Material provided:
[Start of section]

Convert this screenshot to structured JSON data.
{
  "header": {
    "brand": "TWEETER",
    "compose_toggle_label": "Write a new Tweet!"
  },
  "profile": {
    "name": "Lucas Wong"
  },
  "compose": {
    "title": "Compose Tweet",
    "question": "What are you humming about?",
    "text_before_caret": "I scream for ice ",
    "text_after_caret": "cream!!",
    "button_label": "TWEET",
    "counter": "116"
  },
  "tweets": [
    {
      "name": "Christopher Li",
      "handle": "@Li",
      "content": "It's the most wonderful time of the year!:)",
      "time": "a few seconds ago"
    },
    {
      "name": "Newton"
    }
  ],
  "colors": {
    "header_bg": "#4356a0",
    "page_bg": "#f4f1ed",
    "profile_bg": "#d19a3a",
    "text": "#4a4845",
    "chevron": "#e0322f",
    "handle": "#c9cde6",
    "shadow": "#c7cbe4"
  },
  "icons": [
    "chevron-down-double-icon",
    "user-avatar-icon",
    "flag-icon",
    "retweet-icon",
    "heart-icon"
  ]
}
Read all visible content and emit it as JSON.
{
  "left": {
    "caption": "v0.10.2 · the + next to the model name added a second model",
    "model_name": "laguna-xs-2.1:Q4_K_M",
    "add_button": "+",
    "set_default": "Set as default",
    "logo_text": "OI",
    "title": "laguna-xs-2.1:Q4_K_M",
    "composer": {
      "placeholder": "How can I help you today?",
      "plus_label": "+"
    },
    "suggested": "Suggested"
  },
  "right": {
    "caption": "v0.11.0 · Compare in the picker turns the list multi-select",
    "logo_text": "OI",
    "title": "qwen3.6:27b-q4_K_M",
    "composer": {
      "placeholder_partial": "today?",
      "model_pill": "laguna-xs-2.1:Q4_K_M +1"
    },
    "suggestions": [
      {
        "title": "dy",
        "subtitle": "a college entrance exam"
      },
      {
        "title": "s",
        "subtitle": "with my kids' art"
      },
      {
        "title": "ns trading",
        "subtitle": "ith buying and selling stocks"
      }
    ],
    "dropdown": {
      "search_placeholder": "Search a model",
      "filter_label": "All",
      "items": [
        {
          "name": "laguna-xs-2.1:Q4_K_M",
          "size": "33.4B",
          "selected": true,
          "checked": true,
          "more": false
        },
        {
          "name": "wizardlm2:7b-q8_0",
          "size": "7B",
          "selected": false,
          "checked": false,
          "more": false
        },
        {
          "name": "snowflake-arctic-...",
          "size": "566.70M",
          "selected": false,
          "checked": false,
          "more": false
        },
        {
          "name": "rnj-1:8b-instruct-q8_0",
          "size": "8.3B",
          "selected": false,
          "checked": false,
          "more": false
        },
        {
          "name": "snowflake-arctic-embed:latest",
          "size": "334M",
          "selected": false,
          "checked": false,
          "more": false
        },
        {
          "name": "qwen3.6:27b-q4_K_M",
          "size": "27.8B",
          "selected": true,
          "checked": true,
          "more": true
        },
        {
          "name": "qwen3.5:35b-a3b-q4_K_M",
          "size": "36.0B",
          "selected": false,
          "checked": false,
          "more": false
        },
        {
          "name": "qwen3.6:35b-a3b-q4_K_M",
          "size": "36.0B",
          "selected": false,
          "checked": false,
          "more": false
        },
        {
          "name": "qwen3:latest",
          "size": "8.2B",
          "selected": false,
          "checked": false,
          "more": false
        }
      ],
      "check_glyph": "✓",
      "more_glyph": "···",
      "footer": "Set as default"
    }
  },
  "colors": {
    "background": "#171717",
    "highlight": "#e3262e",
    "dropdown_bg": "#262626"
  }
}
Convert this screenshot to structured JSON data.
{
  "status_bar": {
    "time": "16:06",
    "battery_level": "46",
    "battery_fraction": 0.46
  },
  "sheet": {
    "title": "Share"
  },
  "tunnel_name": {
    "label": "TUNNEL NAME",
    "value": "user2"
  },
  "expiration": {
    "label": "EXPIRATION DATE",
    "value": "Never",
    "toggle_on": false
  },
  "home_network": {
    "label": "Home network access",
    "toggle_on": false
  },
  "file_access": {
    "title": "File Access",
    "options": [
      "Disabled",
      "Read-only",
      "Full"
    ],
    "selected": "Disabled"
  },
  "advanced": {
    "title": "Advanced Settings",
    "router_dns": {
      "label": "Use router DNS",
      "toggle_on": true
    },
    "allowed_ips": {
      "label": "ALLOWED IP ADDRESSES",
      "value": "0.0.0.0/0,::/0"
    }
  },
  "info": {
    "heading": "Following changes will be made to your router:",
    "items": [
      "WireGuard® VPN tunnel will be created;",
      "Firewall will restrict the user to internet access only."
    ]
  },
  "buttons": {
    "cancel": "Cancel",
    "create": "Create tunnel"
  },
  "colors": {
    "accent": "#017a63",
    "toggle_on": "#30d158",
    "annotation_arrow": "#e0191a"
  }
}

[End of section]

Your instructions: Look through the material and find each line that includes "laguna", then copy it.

Exercise response:
    "model_name": "laguna-xs-2.1:Q4_K_M",
    "title": "laguna-xs-2.1:Q4_K_M",
      "model_pill": "laguna-xs-2.1:Q4_K_M +1"
          "name": "laguna-xs-2.1:Q4_K_M",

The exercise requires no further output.